TASK DATA: Begin
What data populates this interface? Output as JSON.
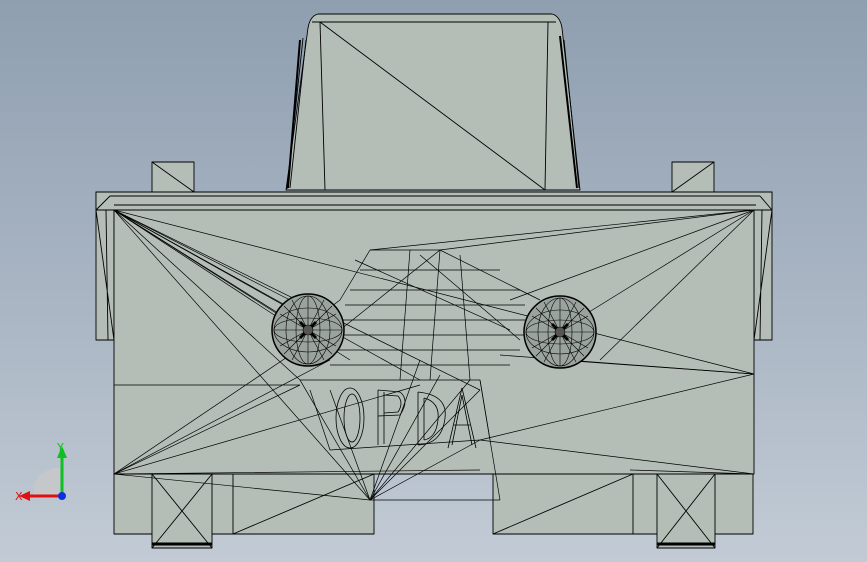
{
  "viewport": {
    "background_top": "#8f9fb0",
    "background_bottom": "#c2cbd5"
  },
  "model": {
    "face_color": "#b4beb7",
    "edge_color": "#000000",
    "screw_color": "#9aa39d"
  },
  "triad": {
    "x_label": "X",
    "y_label": "Y",
    "x_color": "#e01010",
    "y_color": "#10c020",
    "z_color": "#1030e0"
  }
}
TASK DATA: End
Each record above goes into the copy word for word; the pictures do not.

## WRITTEN SOLUTION
What data populates this interface? Output as JSON.
{
  "viewport": {
    "background_top": "#8f9fb0",
    "background_bottom": "#c2cbd5"
  },
  "model": {
    "face_color": "#b4beb7",
    "edge_color": "#000000",
    "screw_color": "#9aa39d"
  },
  "triad": {
    "x_label": "X",
    "y_label": "Y",
    "x_color": "#e01010",
    "y_color": "#10c020",
    "z_color": "#1030e0"
  }
}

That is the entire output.